In the course of electrical discharge machining with the control arrangement shown, when an electrical discharge which is too weak in the machining action is created, the 1-display position of the up/down counter 41 and the 1-record position of the memory 54 are stepped up to their respective uppermost bits. This causes the tool electrode 7 to be advanced at a greater rate and the pulse interval τoff to be reduced. On the contrary, when an electrical discharge which exceeds in intensity a preselected maximum permissible extent occurs, the 1-record position of the memory 54 is stepped down to the lowermost bit to cause the rate of electrode advancement to be reduced and the pulse off-time τoff to be increased.
In the arrangement shown, the sensing resistor 20 and the associated unit 21 for monitoring the discharge state in the gap G in response to the input terminal voltage are disposed in the vicinity of the machining gap G. Locating this unit at a zone in which it is substantially completely shielded from the electro-magnetic radiation insures a reliable detection of the discharge condition in the gap without influence of the noise generated in the discharge site.
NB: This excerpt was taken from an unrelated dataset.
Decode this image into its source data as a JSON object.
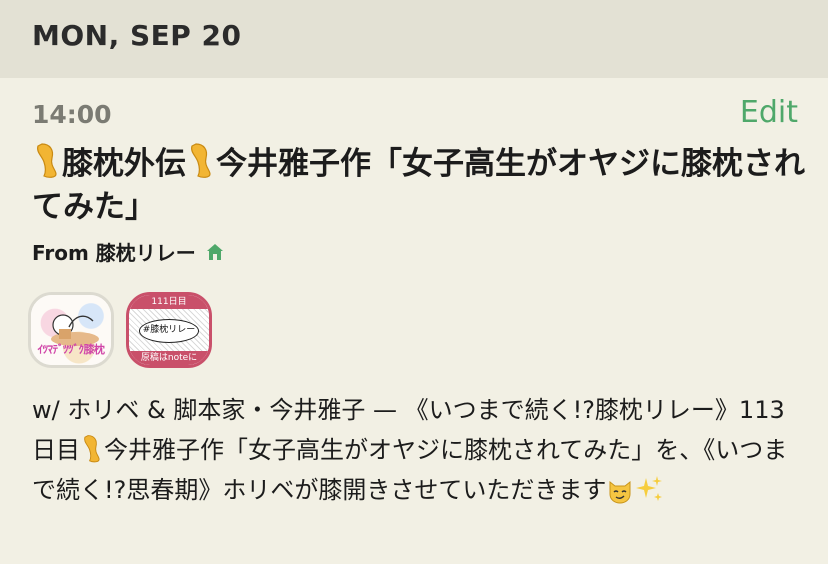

Furthermore, the use of an optical transmission line to transmit the detection signal in the present system makes it to be substantially immune from the induction by the machining current and power circuit to allow a desired control operation to be accomplished with reliability.
It would be appreciated that implementations of the present invention are not limited to the particular embodiment illustrated. Thus, any possible form of determination of gap discharge conditions, any possible choice of gap variables for detection, any possible arrangement of logic circuits, any practicable form of electrode feed and any particular form of the application of machining pulses may be employed. Furthermore, the illustrated system can be modified such that electro-optical transducer elements 42 to 45 may be operated directly by output pulses of Schmitt-trigger circuits 33 to 36 or by output pulses of AND gates 37 to 40 to provide converted optical signals for transmission by the optical cable 23.
In the illustrated system, the sensing resistor 20 is shown installed in the cross table and the associated gap monitoring unit in the machine base, although it should be noted that these may alternatively be located within the spindle 5, the electrode head 5, the arm 4 or the column 3, thus essentially in the vicinity of the EDM gap.
It should be noted that the present invention is applicable to not only a sinking-type EDM but also a wire-cut EDM system.